Project description:Background:Sea vegetables are rich sources of nutrients as well as bioactive components that are linked to metabolic health improvement. Algal polysaccharides improve satiety and modulate gut microbiota while proteins, peptides, and phenolic fractions exert anti-inflammatory, antioxidant, and antidiabetic effects. Objective:We tested the hypothesis that dietary supplementation with either Pacific dulse (Palmaria mollis, red algae) or wakame (Undaria pinnatifida, brown algae) could remediate metabolic complications in high-fat diet-induced obesity. Methods:Individually caged C57BL/6J mice (n = 8) were fed ad libitum with either a low-fat diet (LFD), 10% kcal fat; high-fat diet (HFD), 60% kcal fat; HFD + 5% (wt:wt) dulse (HFD + D); or HFD + 5% (wt:wt) wakame (HFD + W) for 8 weeks. Food intake and weight gain were monitored weekly.

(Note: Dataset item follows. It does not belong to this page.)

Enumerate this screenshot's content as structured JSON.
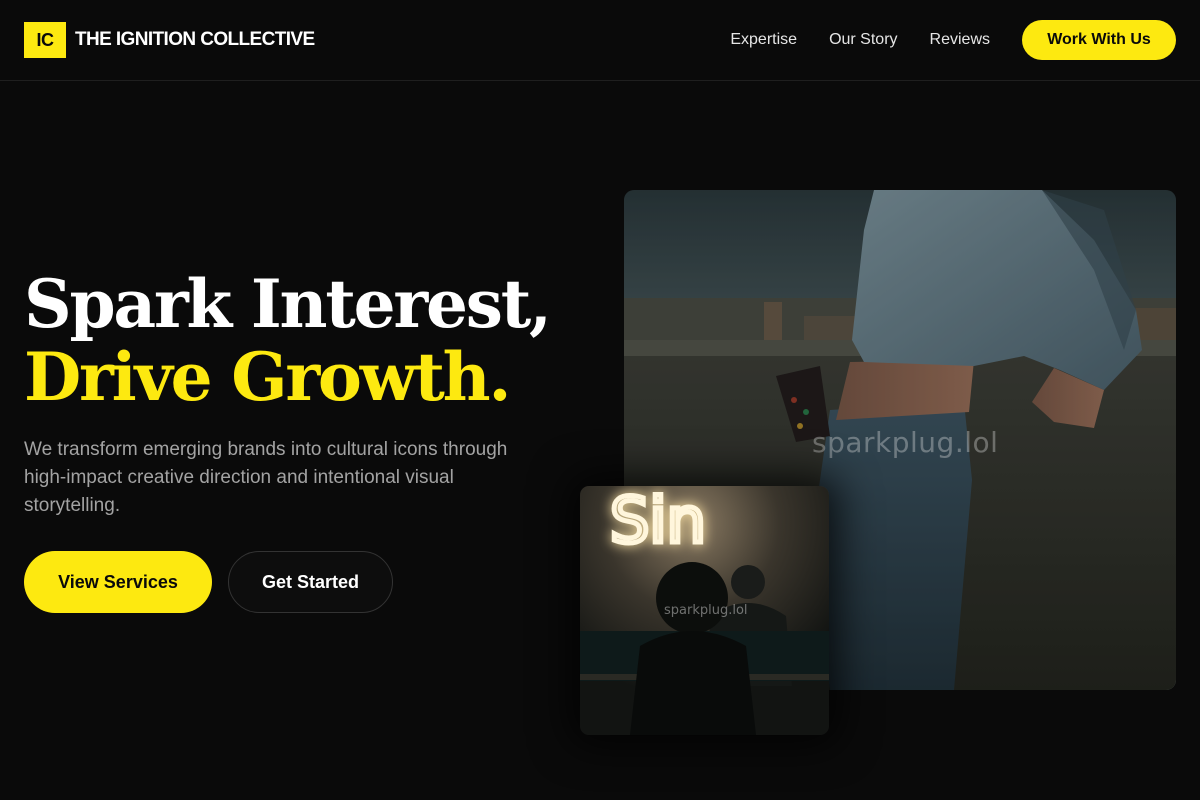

Glucose tolerance, hepatic lipids, fecal lipids, and plasma markers were evaluated, and the gut microbiome composition was assessed. Results:Despite the tendency of higher food and caloric intake than the HFD (P = 0.04) group, the HFD + D group mice did not exhibit higher body weight, indicating lower food and caloric efficiency (P < 0.001). Sea vegetable supplementation reduced plasma monocyte chemotactic protein (MCP-1) (P < 0.001) and increased fecal lipid excretion (P < 0.001). Gut microbiome analysis showed that the HFD + D group had higher alpha-diversity than the HFD or LFD group, whereas beta-diversity analyses indicated that sea vegetable-supplemented HFD-fed mice (HFD + D and HFD + W groups) developed microbiome compositions more similar to those of the LFD-fed mice than those of the HFD-fed mice. Conclusion:Sea vegetable supplementation showed protective effects against obesity-associated metabolic complications in C57BL/6J male mice by increasing lipid excretion, reducing systemic inflammatory marker, and mitigating gut microbiome alteration. While the obese phenotype development was not prevented, metabolic issues related to lipid absorption, inflammation, and gut microbial balance were improved, showing therapeutic promise and warranting eventual mechanistic elucidations.